The century which followed the fall of the Western Roman Empire witnessed the development of a large number of Romano-Barbarian codes, based in varying degrees upon Roman law and Teutonic customs. Roughly speaking, it might be said that the law of property in these codes was, in the main, Roman, while the law of persons was, in the main, Teutonic.

"The codes of principal historic interest are the following: of the Ostrogoths, the Edictum Theodorici; of the Franks, the Lex Salica, the Lex Ripuaria, and the Lex Francorum Chamarvorum; of the Visigoths, the Lex Visigothorum (in two codes, one known as Forum .Judicum and Jndieum Liber, intended for the barbarians; and the other as Lex Romana, also known as Liber Legum, Liber Legum Romanorum, Lex Theodosii, and best known as Breviarium Alarici, intended for the Roman inhabitants); and of the Burgundians, likewise in two codes, the Lex Gundo-bada for the Burgundian invaders, and the Lex Romana Burgundiorum, known also as Papianus. In addition to these have been preserved many early laws, some which had been digested in the form of a code. Among these are the codes of the Alamanni, the Saxons, Frisians, the Thuringians, the Bavarians, the Anglo-Saxons, and the Lombards, and in the case of Celtic tribes, the Welsh laws, and the ancient Brehon law of Ireland." 1

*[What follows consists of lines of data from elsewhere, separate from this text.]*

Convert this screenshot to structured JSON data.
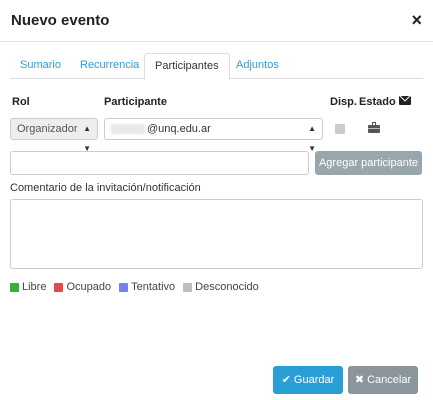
{
  "dialog": {
    "title": "Nuevo evento",
    "close_icon": "×"
  },
  "tabs": [
    {
      "label": "Sumario"
    },
    {
      "label": "Recurrencia"
    },
    {
      "label": "Participantes"
    },
    {
      "label": "Adjuntos"
    }
  ],
  "active_tab": "Participantes",
  "table": {
    "headers": {
      "rol": "Rol",
      "participante": "Participante",
      "disp": "Disp.",
      "estado": "Estado"
    },
    "row": {
      "rol": "Organizador",
      "participante": "@unq.edu.ar"
    }
  },
  "add": {
    "button_label": "Agregar participante",
    "input_value": ""
  },
  "comment": {
    "label": "Comentario de la invitación/notificación",
    "value": ""
  },
  "legend": [
    {
      "label": "Libre",
      "color": "#34b233"
    },
    {
      "label": "Ocupado",
      "color": "#e8464b"
    },
    {
      "label": "Tentativo",
      "color": "#7b7ef0"
    },
    {
      "label": "Desconocido",
      "color": "#bdbdbd"
    }
  ],
  "footer": {
    "save_label": "Guardar",
    "cancel_label": "Cancelar"
  },
  "colors": {
    "accent": "#2a9fd6",
    "add_button": "#99a6ae",
    "cancel_button": "#8a959c"
  },
  "icons": {
    "close": "close-icon",
    "mail": "envelope-icon",
    "status": "briefcase-icon",
    "save": "check-icon",
    "cancel": "x-icon"
  }
}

The code showing the least Roman influence was the Lex Salica; while the one which most closely followed the Roman law was the Ostrogothic Code of Theodoric. These Teutonic codes were, without exception, racial in their application instead of territorial. In this respect we see a reversion to the conditions existing in Rome prior to the triumph of the jus gentium.